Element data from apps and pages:
· · ·

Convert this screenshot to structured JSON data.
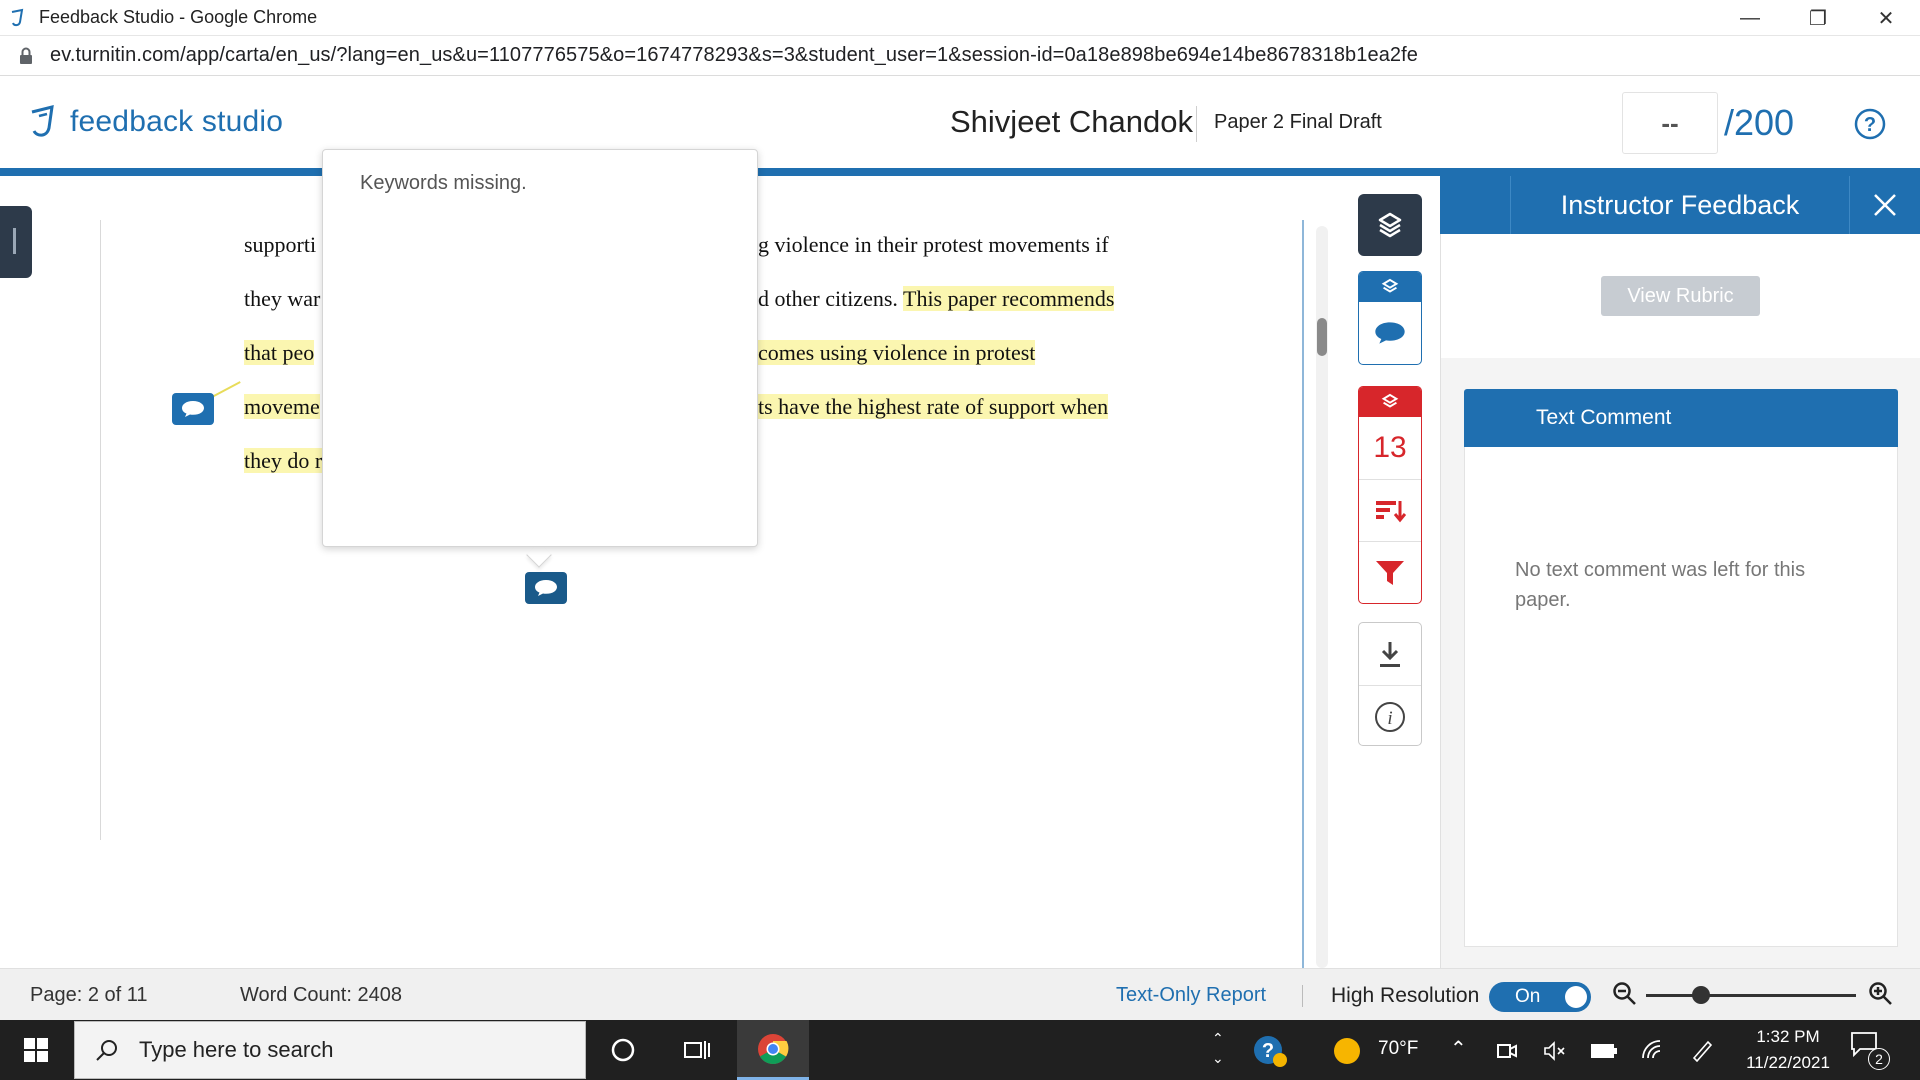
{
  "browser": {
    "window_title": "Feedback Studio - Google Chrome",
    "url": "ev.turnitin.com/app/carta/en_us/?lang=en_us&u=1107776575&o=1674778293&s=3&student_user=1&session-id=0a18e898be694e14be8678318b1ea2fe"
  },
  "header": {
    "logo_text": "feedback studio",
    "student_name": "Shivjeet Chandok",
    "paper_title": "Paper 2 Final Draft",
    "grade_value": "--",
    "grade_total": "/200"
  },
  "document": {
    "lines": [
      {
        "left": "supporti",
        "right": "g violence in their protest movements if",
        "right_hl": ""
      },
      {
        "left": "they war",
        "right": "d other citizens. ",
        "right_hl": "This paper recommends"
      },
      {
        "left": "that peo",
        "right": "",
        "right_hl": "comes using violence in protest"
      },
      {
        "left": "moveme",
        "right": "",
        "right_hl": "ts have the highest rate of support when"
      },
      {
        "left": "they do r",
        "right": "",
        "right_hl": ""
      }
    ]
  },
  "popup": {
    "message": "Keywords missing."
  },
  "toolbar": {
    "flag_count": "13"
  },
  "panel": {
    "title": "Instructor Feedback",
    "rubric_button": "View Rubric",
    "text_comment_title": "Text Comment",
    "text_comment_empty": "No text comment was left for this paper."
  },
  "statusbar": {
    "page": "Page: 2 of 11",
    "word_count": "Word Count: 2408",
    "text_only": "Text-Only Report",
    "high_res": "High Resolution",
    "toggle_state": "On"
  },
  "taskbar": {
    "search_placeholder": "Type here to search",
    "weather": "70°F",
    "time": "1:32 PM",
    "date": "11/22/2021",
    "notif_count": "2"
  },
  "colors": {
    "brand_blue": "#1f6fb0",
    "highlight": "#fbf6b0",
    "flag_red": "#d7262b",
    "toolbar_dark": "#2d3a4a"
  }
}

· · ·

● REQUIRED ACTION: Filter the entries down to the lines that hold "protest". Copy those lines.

● TASK OUTPUT:
        "right": "g violence in their protest movements if",
        "right_hl": "comes using violence in protest"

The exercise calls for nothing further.